# [INFORMATION SHOWN]
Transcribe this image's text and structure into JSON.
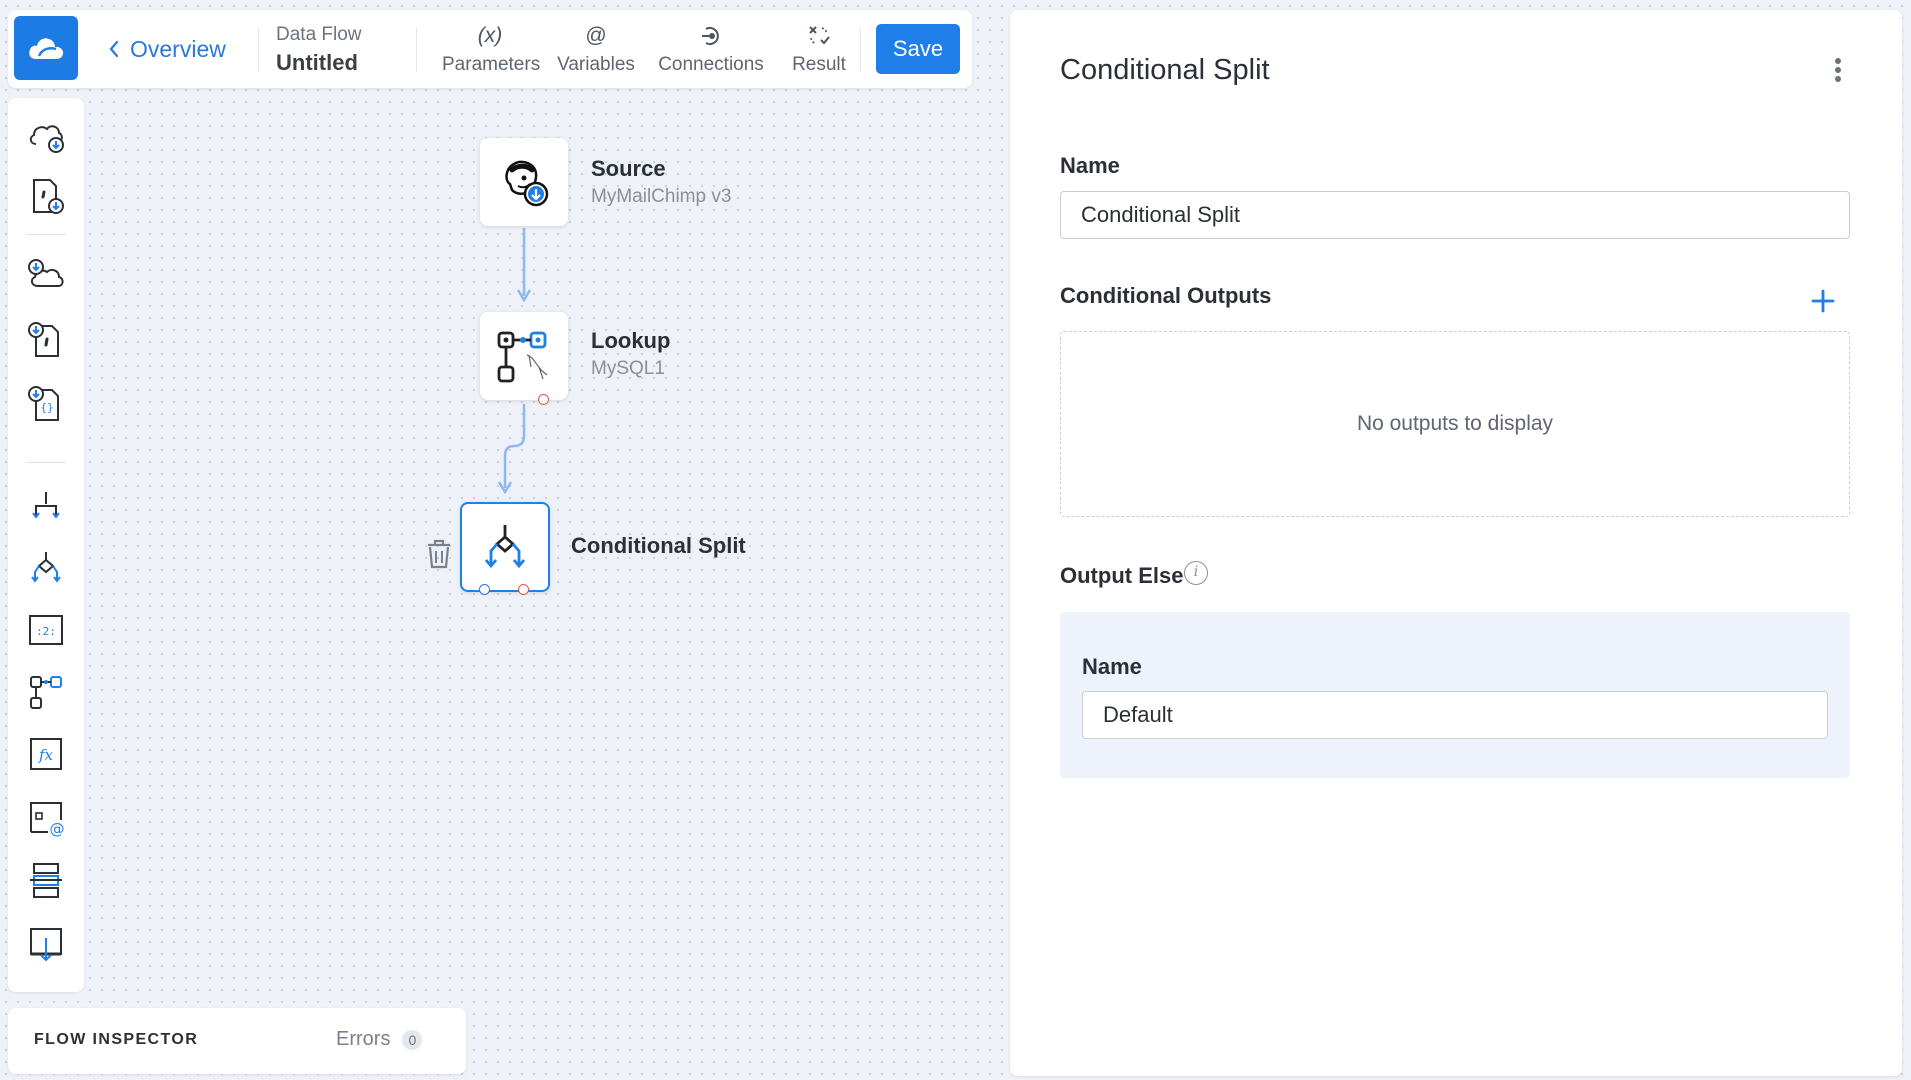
{
  "toolbar": {
    "back_label": "Overview",
    "flow_kicker": "Data Flow",
    "flow_name": "Untitled",
    "tools": [
      {
        "icon": "(x)",
        "label": "Parameters"
      },
      {
        "icon": "@",
        "label": "Variables"
      },
      {
        "icon": "connections-icon",
        "label": "Connections"
      },
      {
        "icon": "result-icon",
        "label": "Result"
      }
    ],
    "save_label": "Save"
  },
  "canvas": {
    "nodes": [
      {
        "title": "Source",
        "subtitle": "MyMailChimp v3",
        "icon": "mailchimp-source-icon"
      },
      {
        "title": "Lookup",
        "subtitle": "MySQL1",
        "icon": "lookup-mysql-icon"
      },
      {
        "title": "Conditional Split",
        "subtitle": "",
        "icon": "conditional-split-icon"
      }
    ]
  },
  "inspector": {
    "title": "FLOW INSPECTOR",
    "errors_label": "Errors",
    "errors_count": "0"
  },
  "panel": {
    "title": "Conditional Split",
    "name_label": "Name",
    "name_value": "Conditional Split",
    "outputs_label": "Conditional Outputs",
    "outputs_empty": "No outputs to display",
    "else_label": "Output Else",
    "else_name_label": "Name",
    "else_name_value": "Default"
  },
  "colors": {
    "accent": "#1f7ee8",
    "canvas_bg": "#eef2f8",
    "error_port": "#e4574a"
  }
}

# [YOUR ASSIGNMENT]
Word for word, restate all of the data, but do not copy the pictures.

# [ANSWER BOX]
Transcribe this image's text and structure into JSON.
{
  "toolbar": {
    "back_label": "Overview",
    "flow_kicker": "Data Flow",
    "flow_name": "Untitled",
    "tools": [
      {
        "icon": "(x)",
        "label": "Parameters"
      },
      {
        "icon": "@",
        "label": "Variables"
      },
      {
        "icon": "connections-icon",
        "label": "Connections"
      },
      {
        "icon": "result-icon",
        "label": "Result"
      }
    ],
    "save_label": "Save"
  },
  "canvas": {
    "nodes": [
      {
        "title": "Source",
        "subtitle": "MyMailChimp v3",
        "icon": "mailchimp-source-icon"
      },
      {
        "title": "Lookup",
        "subtitle": "MySQL1",
        "icon": "lookup-mysql-icon"
      },
      {
        "title": "Conditional Split",
        "subtitle": "",
        "icon": "conditional-split-icon"
      }
    ]
  },
  "inspector": {
    "title": "FLOW INSPECTOR",
    "errors_label": "Errors",
    "errors_count": "0"
  },
  "panel": {
    "title": "Conditional Split",
    "name_label": "Name",
    "name_value": "Conditional Split",
    "outputs_label": "Conditional Outputs",
    "outputs_empty": "No outputs to display",
    "else_label": "Output Else",
    "else_name_label": "Name",
    "else_name_value": "Default"
  },
  "colors": {
    "accent": "#1f7ee8",
    "canvas_bg": "#eef2f8",
    "error_port": "#e4574a"
  }
}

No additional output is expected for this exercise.